2016 is turning into the year of the black swans. Four of them hit this week (N Korea, China twice, Saudi/Iran conflict) and sent this message to the markets – be very aware. The Fed is far more hawkish than they have been since 2006, the last time they raised interest rates. What’s interesting, not many are aware of the implications of a shift in policy. Remember what Marty Zweig said so many years ago – ‘Don’t fight the Fed’. I don’t care if rates are near zero, a policy of rate hikes is NOT accommodating. They will spin this the other direction, but that is not the truth.
The Dow Industrials plunged 1000 points this week, falling 5.7% on very heavy turnover. This is a sign of institutional selling or distribution, where the ‘big boys’ are cutting stocks at a rampant pace. There is no discussion of what to do – when funds are selling you get out of the way. One may believe when the ‘baby gets thrown out with the bathwater’ therein lies opportunity to buy at lower prices, but I would suggest caution and patience at this point.
Over half of all stocks are in a bear market, having fallen 20% or more. These stocks are in their own personal purgatory, and some sectors like energy/services have been bludgeoned. We don’t catch falling knives, there is no reason to try and be a hero. How many bottoms were called back in 2008 (many, believe me) until that final bottom was made? How much emotional, mental and real capital would have been saved by just being patient back then? Exercise that restraint now.
Volatility is spiking, much like we saw in August. Option premium is swelling as the market is expecting big swings in both directions. Put/call ratios are elevated and that is normally a sign of real fear, but what is truly concerning are the breadth statistics. These have been weak since peaking in Jun 2014, so there has been literally eighteen months of heavy distribution – sometimes interrupted.

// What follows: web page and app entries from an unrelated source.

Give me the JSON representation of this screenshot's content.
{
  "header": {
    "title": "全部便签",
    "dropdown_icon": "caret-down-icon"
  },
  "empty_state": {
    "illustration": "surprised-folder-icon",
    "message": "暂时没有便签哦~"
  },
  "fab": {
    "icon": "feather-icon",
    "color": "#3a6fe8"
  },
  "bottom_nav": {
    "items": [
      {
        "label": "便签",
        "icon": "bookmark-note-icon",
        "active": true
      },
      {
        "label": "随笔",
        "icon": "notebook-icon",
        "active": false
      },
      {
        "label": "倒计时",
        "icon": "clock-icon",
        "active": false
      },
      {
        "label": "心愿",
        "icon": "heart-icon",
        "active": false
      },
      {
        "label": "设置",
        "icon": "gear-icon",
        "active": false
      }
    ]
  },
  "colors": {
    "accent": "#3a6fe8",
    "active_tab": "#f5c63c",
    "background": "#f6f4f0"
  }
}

Currently the McClellan Oscillator is at extreme oversold levels, indicating a powerful snapback rally is due, and what we have been used to is a stretched rubberband snapped back so far that the market slingshots. I’m not sure there is enough interest this time around to buy a major dip, but that remains to be seen. As we mentioned with earnings season to come, it’s not smart to be short in front of it or during it, but we’ll have to see how the pace goes. Oversold market, that doesn’t mean it’s a buy. Trying to pick a bottom is a loser’s game.